**Prompt**
Write the records below out again exactly as given, with no images.

**Given records**
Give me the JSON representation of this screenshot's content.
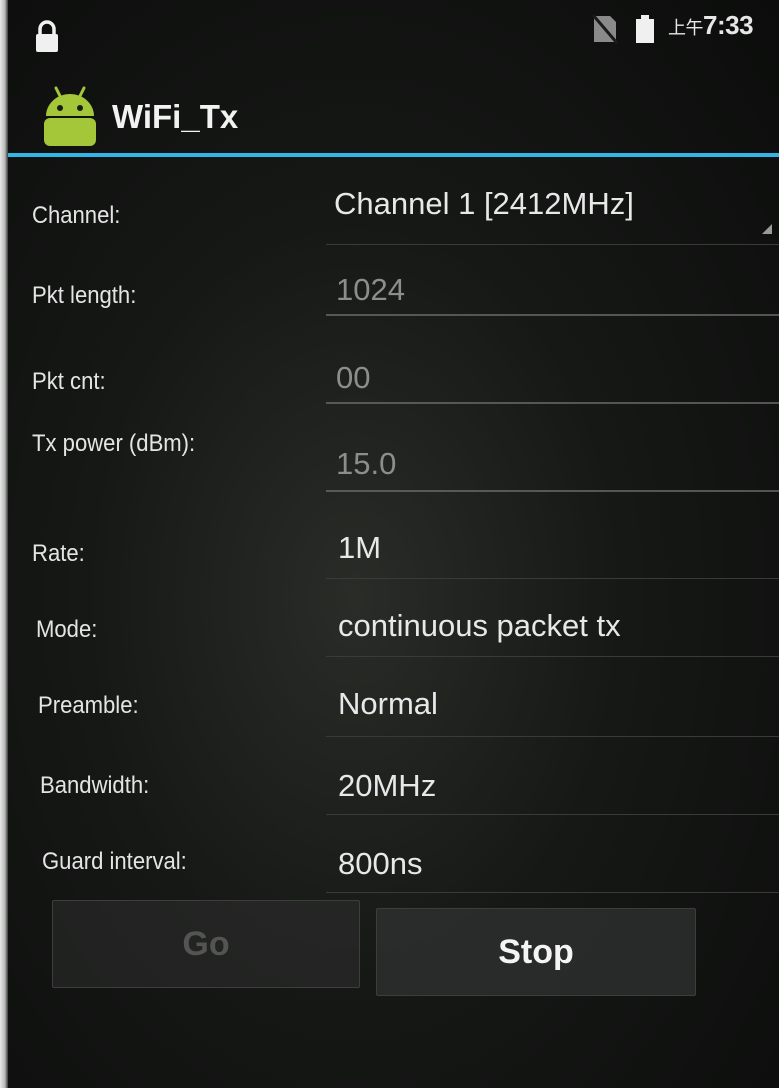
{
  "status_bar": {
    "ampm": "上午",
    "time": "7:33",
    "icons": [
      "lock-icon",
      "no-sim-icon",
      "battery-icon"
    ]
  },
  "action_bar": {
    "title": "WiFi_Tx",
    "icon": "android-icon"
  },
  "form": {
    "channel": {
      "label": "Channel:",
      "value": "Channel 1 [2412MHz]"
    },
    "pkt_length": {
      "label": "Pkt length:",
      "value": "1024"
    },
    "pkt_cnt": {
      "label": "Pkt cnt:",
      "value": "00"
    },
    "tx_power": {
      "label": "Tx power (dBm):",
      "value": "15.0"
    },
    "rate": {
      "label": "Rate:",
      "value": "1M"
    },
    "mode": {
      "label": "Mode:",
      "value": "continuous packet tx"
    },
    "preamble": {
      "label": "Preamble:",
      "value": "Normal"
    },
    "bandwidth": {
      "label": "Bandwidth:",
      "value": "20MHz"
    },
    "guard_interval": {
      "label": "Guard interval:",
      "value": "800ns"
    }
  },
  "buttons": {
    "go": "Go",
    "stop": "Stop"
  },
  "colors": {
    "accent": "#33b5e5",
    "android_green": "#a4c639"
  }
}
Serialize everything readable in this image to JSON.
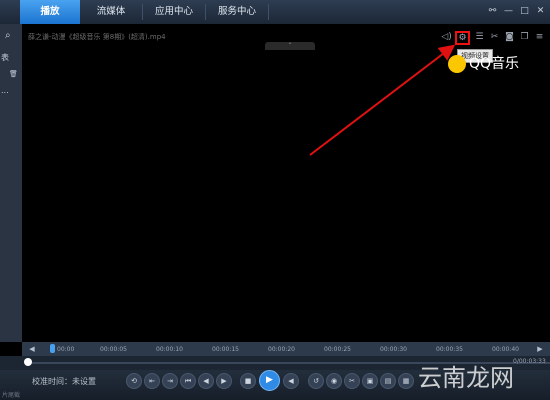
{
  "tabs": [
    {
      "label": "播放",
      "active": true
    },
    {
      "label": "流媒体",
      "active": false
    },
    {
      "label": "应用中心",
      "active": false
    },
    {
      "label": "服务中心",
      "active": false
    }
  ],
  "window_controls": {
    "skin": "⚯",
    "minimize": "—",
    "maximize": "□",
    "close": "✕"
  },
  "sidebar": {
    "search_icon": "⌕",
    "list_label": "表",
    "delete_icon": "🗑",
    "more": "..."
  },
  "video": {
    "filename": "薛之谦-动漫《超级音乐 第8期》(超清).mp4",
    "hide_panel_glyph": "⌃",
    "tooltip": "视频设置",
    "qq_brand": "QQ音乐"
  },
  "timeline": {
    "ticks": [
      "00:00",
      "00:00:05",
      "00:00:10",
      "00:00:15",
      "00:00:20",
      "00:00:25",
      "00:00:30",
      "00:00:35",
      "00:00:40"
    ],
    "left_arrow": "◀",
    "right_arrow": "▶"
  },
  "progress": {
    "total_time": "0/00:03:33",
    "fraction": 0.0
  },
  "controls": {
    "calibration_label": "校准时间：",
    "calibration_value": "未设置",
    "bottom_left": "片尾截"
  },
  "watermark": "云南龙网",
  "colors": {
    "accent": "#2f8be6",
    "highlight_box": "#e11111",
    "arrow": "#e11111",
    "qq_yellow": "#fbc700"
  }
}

**Your solution**
Give me the JSON representation of this screenshot's content.
{
  "status_bar": {
    "ampm": "上午",
    "time": "7:33",
    "icons": [
      "lock-icon",
      "no-sim-icon",
      "battery-icon"
    ]
  },
  "action_bar": {
    "title": "WiFi_Tx",
    "icon": "android-icon"
  },
  "form": {
    "channel": {
      "label": "Channel:",
      "value": "Channel 1 [2412MHz]"
    },
    "pkt_length": {
      "label": "Pkt length:",
      "value": "1024"
    },
    "pkt_cnt": {
      "label": "Pkt cnt:",
      "value": "00"
    },
    "tx_power": {
      "label": "Tx power (dBm):",
      "value": "15.0"
    },
    "rate": {
      "label": "Rate:",
      "value": "1M"
    },
    "mode": {
      "label": "Mode:",
      "value": "continuous packet tx"
    },
    "preamble": {
      "label": "Preamble:",
      "value": "Normal"
    },
    "bandwidth": {
      "label": "Bandwidth:",
      "value": "20MHz"
    },
    "guard_interval": {
      "label": "Guard interval:",
      "value": "800ns"
    }
  },
  "buttons": {
    "go": "Go",
    "stop": "Stop"
  },
  "colors": {
    "accent": "#33b5e5",
    "android_green": "#a4c639"
  }
}
Serialize everything readable in this image to JSON.
{
  "tabs": [
    {
      "label": "播放",
      "active": true
    },
    {
      "label": "流媒体",
      "active": false
    },
    {
      "label": "应用中心",
      "active": false
    },
    {
      "label": "服务中心",
      "active": false
    }
  ],
  "window_controls": {
    "skin": "⚯",
    "minimize": "—",
    "maximize": "□",
    "close": "✕"
  },
  "sidebar": {
    "search_icon": "⌕",
    "list_label": "表",
    "delete_icon": "🗑",
    "more": "..."
  },
  "video": {
    "filename": "薛之谦-动漫《超级音乐 第8期》(超清).mp4",
    "hide_panel_glyph": "⌃",
    "tooltip": "视频设置",
    "qq_brand": "QQ音乐"
  },
  "timeline": {
    "ticks": [
      "00:00",
      "00:00:05",
      "00:00:10",
      "00:00:15",
      "00:00:20",
      "00:00:25",
      "00:00:30",
      "00:00:35",
      "00:00:40"
    ],
    "left_arrow": "◀",
    "right_arrow": "▶"
  },
  "progress": {
    "total_time": "0/00:03:33",
    "fraction": 0.0
  },
  "controls": {
    "calibration_label": "校准时间：",
    "calibration_value": "未设置",
    "bottom_left": "片尾截"
  },
  "watermark": "云南龙网",
  "colors": {
    "accent": "#2f8be6",
    "highlight_box": "#e11111",
    "arrow": "#e11111",
    "qq_yellow": "#fbc700"
  }
}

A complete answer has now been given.